Screen Shot 2015-01-29 at 5.13.43 PMWorld Report 2015 is Human Rights Watch’s (HRW) 25th annual review of human rights practices around the globe. It summarizes key human rights issues in more than 90 countries and territories worldwide, drawing on events from the end of 2013 through November 2014.

The Executive Director of HRW, Kenneth Roth's introductory essay "Tyranny’s False Comfort: Why Rights Aren’t Wrong in Tough Times,” states that it has been a tumultuous year

Some of the past year's most crippling and daunting security challenges included the rise of the extremist group Islamic State, China’s crackdown on Uighurs in Xinjiang, and Mexico’s abuse-riddled war on drugs. Human rights violations contributed to the foment and aggravation of these crises.

"The world has not seen this much tumult for a generation. The once heralded Arab Spring has given way almost everywhere to conflict and repression. Islamist extremists commit mass atrocities and threaten civilians throughout the Middle East and parts of Asia and Africa. Cold War type tensions have revived over Ukraine, with even a civilian jetliner shot out of the sky. Sometimes it can seem as if the world is unraveling." Kenneth Roth

The report reflects extensive investigative work that Human Rights Watch staff undertook in 2014, usually in close partnership with human rights activists in the country in question.

Armenia’s human rights record according to the report was uneven -- in other words, while there persists infringements on a number of freedoms, changes to alternative service to compulsory military service, as one example, was looked upon favorably although abuses in the country’s armed forces persists.

 

Freedom of Assembly

In terms of freedom of assembly, the report states that Armenian authorities interfered with people’s right to assemble and that in the first half of 2014, at least 70 activists were detained during peaceful protests. The report notes the different instances where protesters were detained, they include protests on pension reform, utility prices, destruction of historic monuments, etc.

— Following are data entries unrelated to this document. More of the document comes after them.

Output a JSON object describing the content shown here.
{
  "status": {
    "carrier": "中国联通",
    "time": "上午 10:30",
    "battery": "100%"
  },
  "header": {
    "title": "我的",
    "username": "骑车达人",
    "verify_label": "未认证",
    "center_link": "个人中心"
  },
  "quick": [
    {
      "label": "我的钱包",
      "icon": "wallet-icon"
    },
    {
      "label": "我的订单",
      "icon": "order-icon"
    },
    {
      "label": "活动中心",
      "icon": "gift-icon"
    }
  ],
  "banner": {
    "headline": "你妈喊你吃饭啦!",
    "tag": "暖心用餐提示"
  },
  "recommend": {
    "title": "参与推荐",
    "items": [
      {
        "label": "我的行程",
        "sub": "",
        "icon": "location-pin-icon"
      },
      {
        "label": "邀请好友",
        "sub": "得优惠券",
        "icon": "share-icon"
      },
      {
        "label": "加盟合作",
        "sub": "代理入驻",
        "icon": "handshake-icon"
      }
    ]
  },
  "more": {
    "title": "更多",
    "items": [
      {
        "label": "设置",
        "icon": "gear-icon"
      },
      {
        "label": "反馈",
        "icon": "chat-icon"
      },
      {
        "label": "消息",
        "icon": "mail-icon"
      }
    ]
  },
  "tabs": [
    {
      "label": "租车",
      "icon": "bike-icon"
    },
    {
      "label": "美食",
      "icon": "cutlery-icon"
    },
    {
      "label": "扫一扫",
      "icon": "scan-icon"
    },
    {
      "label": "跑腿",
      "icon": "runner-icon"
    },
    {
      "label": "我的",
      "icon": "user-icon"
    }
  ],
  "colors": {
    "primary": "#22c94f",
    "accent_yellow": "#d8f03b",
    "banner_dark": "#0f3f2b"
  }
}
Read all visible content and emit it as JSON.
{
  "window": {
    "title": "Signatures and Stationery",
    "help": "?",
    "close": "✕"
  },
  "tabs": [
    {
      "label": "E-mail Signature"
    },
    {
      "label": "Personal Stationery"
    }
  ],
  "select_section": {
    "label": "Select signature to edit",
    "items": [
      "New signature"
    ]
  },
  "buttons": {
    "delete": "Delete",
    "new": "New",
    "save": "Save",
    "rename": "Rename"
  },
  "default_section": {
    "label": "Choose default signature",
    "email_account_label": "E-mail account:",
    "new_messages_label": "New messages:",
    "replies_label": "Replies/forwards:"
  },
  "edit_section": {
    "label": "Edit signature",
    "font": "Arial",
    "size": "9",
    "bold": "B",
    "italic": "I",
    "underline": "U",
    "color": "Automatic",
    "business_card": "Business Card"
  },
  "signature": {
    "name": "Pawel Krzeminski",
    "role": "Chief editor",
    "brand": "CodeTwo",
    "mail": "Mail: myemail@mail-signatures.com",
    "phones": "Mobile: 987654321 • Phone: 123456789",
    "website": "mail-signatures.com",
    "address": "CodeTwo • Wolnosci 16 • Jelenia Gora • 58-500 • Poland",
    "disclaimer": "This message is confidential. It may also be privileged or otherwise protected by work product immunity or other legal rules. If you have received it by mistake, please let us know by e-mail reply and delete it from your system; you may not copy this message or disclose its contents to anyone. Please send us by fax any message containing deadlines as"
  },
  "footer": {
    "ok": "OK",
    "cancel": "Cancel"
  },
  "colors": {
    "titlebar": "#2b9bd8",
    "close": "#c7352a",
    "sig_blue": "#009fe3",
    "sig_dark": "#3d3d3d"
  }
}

Local human rights activists consider the prosecution and conviction of controversial political opposition leader Shant Harutyunyan and 13 of his supporters to be politically motivated. Authorities arrested the activists in November 2013 after clashes with police during an attempted march to the presidential administration building in Yerevan. In October, a Yerevan court convicted them of violence against the authorities and sentenced them to prison terms, ranging from one to seven years. Harutyunyan and activist Vardan Vardanyan allege police beat them immediately following their detention; the authorities refused to investigate.

Dem-em-protest Protesting pension reform in Armenia.

Torture and Ill-Treatment in Custody

“Local human rights activists report the continued use of torture and ill-treatment in custody, including in police stations and pretrial detention to coerce confessions, as well as in prisons and other facilities,” the report states and goes on to list a number of recorded cases of ill-treatment while in police custody.
Freedom of Expression

As was expected, a draft law that would hold media organizations responsible for comments deemed insulting (even those on social media) and libelous has affected Armenia’s ranking in the report. In the first half of 2014, a number of journalists and media outlets faced “spurious lawsuits and documented at least five incidents of physical violence against journalists.” The report gives specific examples of such incidents.

On June 24, journalists and others waited outside a Yerevan police department for the release of activists detained earlier that day. As police dispersed the crowd they also attacked several journalists. Police hit Ani Gevorgyan and Arpi Makhsudian of CivilNet.TV and smashed GALA TV cameraman Paylak Fahradian’s laptop.
Yet another blow to media freedom was the court case against Hraparak newspaper and Ilur.am website to disclose their sources as part of a criminal investigation. The OSCE office in Yerevan emphasized that one of the key principles in investigative journalism is a reporter’s right to protect his/her sources.

Alternative Military Service Reform and Army Abuses

“According to the religious freedom monitoring group Forum 18, for the first time since 1993 there are no Jehovah’s Witnesses imprisoned for conscientious objection to military service,” the Freedom House report states. While this has been hailed as progress, the report notes that concerns about conditions in the army are persistent. “Activists remain concerned about the thoroughness, transparency, and impartiality of investigations into non-combat deaths that are officially ruled accidents or suicides but where there may be evidence of violence.”

The report also touches upon disability rights, palliative care and minority rights in Armenia, primarily the LGBT community, which according to the report “continues to face discrimination, harassment and physical violence. Hate speech against LGBT people, including by public officials, remains a serious issue.”

Key International Actors The report also looks at what key international actors in the country and region say in their reviews about Armenia. Among expressed concerns by the United Nations, PACE, and the European Union was the ongoing and unfettered corruption, lack of an independent judiciary and a lack of a comprehensive anti-discrimination framework. However, in July 2014, a joint statement by the UN, EU, OSCE, and CoE commended Armenia for adopting a Human Rights Action Plan as an opportunity for meaningful accountability and human rights progress.